      I love your last line, it’s a gift indeed, a procrastination master 😊

      Liked by 1 person

  4. I have the highest degree possible in procrastination. Why doesn’t the joy of getting a job done outweigh the inability to start it ? Just write the book for yourself with no goal of getting it published. Maybe that will free up your creative flow because nobody will be able to judge it except you, by which time you’ll realise that it’s worthy of being published. Just start with one paragraph and see what happens xxx

    Liked by 2 people

  5. I guess it’s a common trait among writers haha! As for me, I often get ideas for a new blog post at the most inopportune times.
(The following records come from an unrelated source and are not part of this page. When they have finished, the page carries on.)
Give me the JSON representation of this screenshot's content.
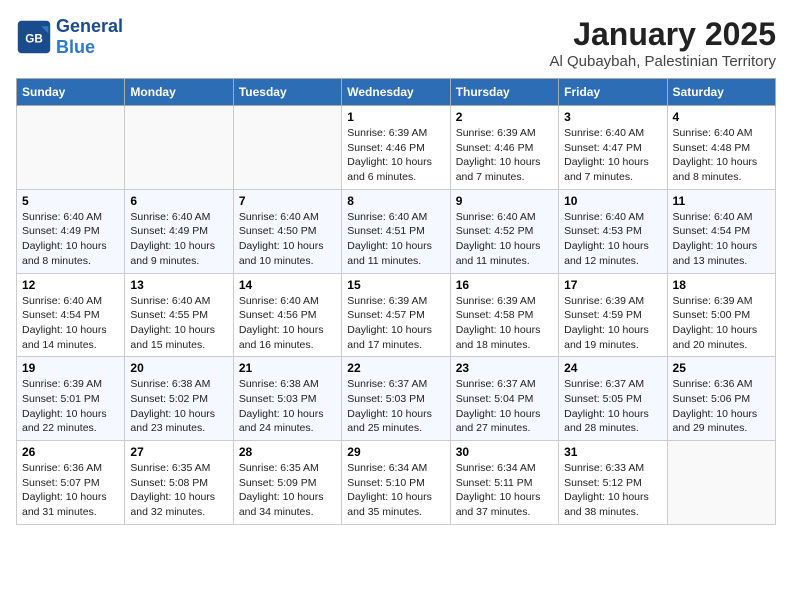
{
  "header": {
    "logo_general": "General",
    "logo_blue": "Blue",
    "title": "January 2025",
    "subtitle": "Al Qubaybah, Palestinian Territory"
  },
  "weekdays": [
    "Sunday",
    "Monday",
    "Tuesday",
    "Wednesday",
    "Thursday",
    "Friday",
    "Saturday"
  ],
  "weeks": [
    [
      {
        "day": "",
        "info": ""
      },
      {
        "day": "",
        "info": ""
      },
      {
        "day": "",
        "info": ""
      },
      {
        "day": "1",
        "info": "Sunrise: 6:39 AM\nSunset: 4:46 PM\nDaylight: 10 hours\nand 6 minutes."
      },
      {
        "day": "2",
        "info": "Sunrise: 6:39 AM\nSunset: 4:46 PM\nDaylight: 10 hours\nand 7 minutes."
      },
      {
        "day": "3",
        "info": "Sunrise: 6:40 AM\nSunset: 4:47 PM\nDaylight: 10 hours\nand 7 minutes."
      },
      {
        "day": "4",
        "info": "Sunrise: 6:40 AM\nSunset: 4:48 PM\nDaylight: 10 hours\nand 8 minutes."
      }
    ],
    [
      {
        "day": "5",
        "info": "Sunrise: 6:40 AM\nSunset: 4:49 PM\nDaylight: 10 hours\nand 8 minutes."
      },
      {
        "day": "6",
        "info": "Sunrise: 6:40 AM\nSunset: 4:49 PM\nDaylight: 10 hours\nand 9 minutes."
      },
      {
        "day": "7",
        "info": "Sunrise: 6:40 AM\nSunset: 4:50 PM\nDaylight: 10 hours\nand 10 minutes."
      },
      {
        "day": "8",
        "info": "Sunrise: 6:40 AM\nSunset: 4:51 PM\nDaylight: 10 hours\nand 11 minutes."
      },
      {
        "day": "9",
        "info": "Sunrise: 6:40 AM\nSunset: 4:52 PM\nDaylight: 10 hours\nand 11 minutes."
      },
      {
        "day": "10",
        "info": "Sunrise: 6:40 AM\nSunset: 4:53 PM\nDaylight: 10 hours\nand 12 minutes."
      },
      {
        "day": "11",
        "info": "Sunrise: 6:40 AM\nSunset: 4:54 PM\nDaylight: 10 hours\nand 13 minutes."
      }
    ],
    [
      {
        "day": "12",
        "info": "Sunrise: 6:40 AM\nSunset: 4:54 PM\nDaylight: 10 hours\nand 14 minutes."
      },
      {
        "day": "13",
        "info": "Sunrise: 6:40 AM\nSunset: 4:55 PM\nDaylight: 10 hours\nand 15 minutes."
      },
      {
        "day": "14",
        "info": "Sunrise: 6:40 AM\nSunset: 4:56 PM\nDaylight: 10 hours\nand 16 minutes."
      },
      {
        "day": "15",
        "info": "Sunrise: 6:39 AM\nSunset: 4:57 PM\nDaylight: 10 hours\nand 17 minutes."
      },
      {
        "day": "16",
        "info": "Sunrise: 6:39 AM\nSunset: 4:58 PM\nDaylight: 10 hours\nand 18 minutes."
      },
      {
        "day": "17",
        "info": "Sunrise: 6:39 AM\nSunset: 4:59 PM\nDaylight: 10 hours\nand 19 minutes."
      },
      {
        "day": "18",
        "info": "Sunrise: 6:39 AM\nSunset: 5:00 PM\nDaylight: 10 hours\nand 20 minutes."
      }
    ],
    [
      {
        "day": "19",
        "info": "Sunrise: 6:39 AM\nSunset: 5:01 PM\nDaylight: 10 hours\nand 22 minutes."
      },
      {
        "day": "20",
        "info": "Sunrise: 6:38 AM\nSunset: 5:02 PM\nDaylight: 10 hours\nand 23 minutes."
      },
      {
        "day": "21",
        "info": "Sunrise: 6:38 AM\nSunset: 5:03 PM\nDaylight: 10 hours\nand 24 minutes."
      },
      {
        "day": "22",
        "info": "Sunrise: 6:37 AM\nSunset: 5:03 PM\nDaylight: 10 hours\nand 25 minutes."
      },
      {
        "day": "23",
        "info": "Sunrise: 6:37 AM\nSunset: 5:04 PM\nDaylight: 10 hours\nand 27 minutes."
      },
      {
        "day": "24",
        "info": "Sunrise: 6:37 AM\nSunset: 5:05 PM\nDaylight: 10 hours\nand 28 minutes."
      },
      {
        "day": "25",
        "info": "Sunrise: 6:36 AM\nSunset: 5:06 PM\nDaylight: 10 hours\nand 29 minutes."
      }
    ],
    [
      {
        "day": "26",
        "info": "Sunrise: 6:36 AM\nSunset: 5:07 PM\nDaylight: 10 hours\nand 31 minutes."
      },
      {
        "day": "27",
        "info": "Sunrise: 6:35 AM\nSunset: 5:08 PM\nDaylight: 10 hours\nand 32 minutes."
      },
      {
        "day": "28",
        "info": "Sunrise: 6:35 AM\nSunset: 5:09 PM\nDaylight: 10 hours\nand 34 minutes."
      },
      {
        "day": "29",
        "info": "Sunrise: 6:34 AM\nSunset: 5:10 PM\nDaylight: 10 hours\nand 35 minutes."
      },
      {
        "day": "30",
        "info": "Sunrise: 6:34 AM\nSunset: 5:11 PM\nDaylight: 10 hours\nand 37 minutes."
      },
      {
        "day": "31",
        "info": "Sunrise: 6:33 AM\nSunset: 5:12 PM\nDaylight: 10 hours\nand 38 minutes."
      },
      {
        "day": "",
        "info": ""
      }
    ]
  ]
}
But unfortunately, I also procrastinate and set that aside so that I can return to it later.

    Problem is, the idea isn’t there anymore when I sit down in front of my laptop. 😦

    (Thank you for following The Monching’s Guide, by the way! Couldn’t comment on your About page, so I’ll just leave it here if you don’t mind.)

    Liked by 1 person

    • You’re so right! Sometimes I find lines for a post running through my head & if I can’t stop every the right then & write them down ten they’re gone, like they never even existed (I think some of my best writing has disappeared into the ether after I failed to catch it in time but that could just be wishful thinking 😂)

      You’re more than welcome, it’s nice to virtually meet you and thank you for the follow too 😊

      Liked by 1 person

  6. While reading your words I felt like I had written them myself. My weekends are my dedicated writing time or so I’ve tricked myself into believing. Saturday morning comes and I do everything else but write, even if only for an hour. It is however with great joy that I did create a few journal prompts today I can be proud of. Yet there is still tomorrow.

    Liked by 1 person

    • Haha this definitely rings many bells! I wonder if there’s a way to trick our brains…perhaps if we make dedicated odd job time we’ll avoid the odd jobs with writing instead 😂

      I love the feeling though when you do get something down and it flows out, you can definitely be proud of your journal prompts & you’re right, tomorrow is another day 😊


  7. Pingback: Follow Your Knowing: when intuition leads to awesomeness | Rae Cod’s Writing

Leave a Reply

Fill in your details below or click an icon to log in:

WordPress.com Logo

You are commenting using your WordPress.com account. Log Out /  Change )

Facebook photo

You are commenting using your Facebook account. Log Out /  Change )

Connecting to %s